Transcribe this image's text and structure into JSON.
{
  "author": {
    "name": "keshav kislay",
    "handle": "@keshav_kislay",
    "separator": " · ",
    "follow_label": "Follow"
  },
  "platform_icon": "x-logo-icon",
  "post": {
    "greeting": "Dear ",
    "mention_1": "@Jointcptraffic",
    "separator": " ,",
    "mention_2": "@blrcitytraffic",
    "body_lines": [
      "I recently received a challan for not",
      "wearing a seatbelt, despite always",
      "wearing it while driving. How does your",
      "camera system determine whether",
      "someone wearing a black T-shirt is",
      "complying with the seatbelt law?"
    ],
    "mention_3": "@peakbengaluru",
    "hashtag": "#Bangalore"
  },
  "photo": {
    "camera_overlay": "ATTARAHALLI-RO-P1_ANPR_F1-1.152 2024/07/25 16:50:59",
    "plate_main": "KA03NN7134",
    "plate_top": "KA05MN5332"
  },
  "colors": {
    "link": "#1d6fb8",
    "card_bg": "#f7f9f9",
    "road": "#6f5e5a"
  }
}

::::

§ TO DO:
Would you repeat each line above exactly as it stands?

§ REPLY TO THE EXERCISE:
Transcribe this image's text and structure into JSON.
{
  "author": {
    "name": "keshav kislay",
    "handle": "@keshav_kislay",
    "separator": " · ",
    "follow_label": "Follow"
  },
  "platform_icon": "x-logo-icon",
  "post": {
    "greeting": "Dear ",
    "mention_1": "@Jointcptraffic",
    "separator": " ,",
    "mention_2": "@blrcitytraffic",
    "body_lines": [
      "I recently received a challan for not",
      "wearing a seatbelt, despite always",
      "wearing it while driving. How does your",
      "camera system determine whether",
      "someone wearing a black T-shirt is",
      "complying with the seatbelt law?"
    ],
    "mention_3": "@peakbengaluru",
    "hashtag": "#Bangalore"
  },
  "photo": {
    "camera_overlay": "ATTARAHALLI-RO-P1_ANPR_F1-1.152 2024/07/25 16:50:59",
    "plate_main": "KA03NN7134",
    "plate_top": "KA05MN5332"
  },
  "colors": {
    "link": "#1d6fb8",
    "card_bg": "#f7f9f9",
    "road": "#6f5e5a"
  }
}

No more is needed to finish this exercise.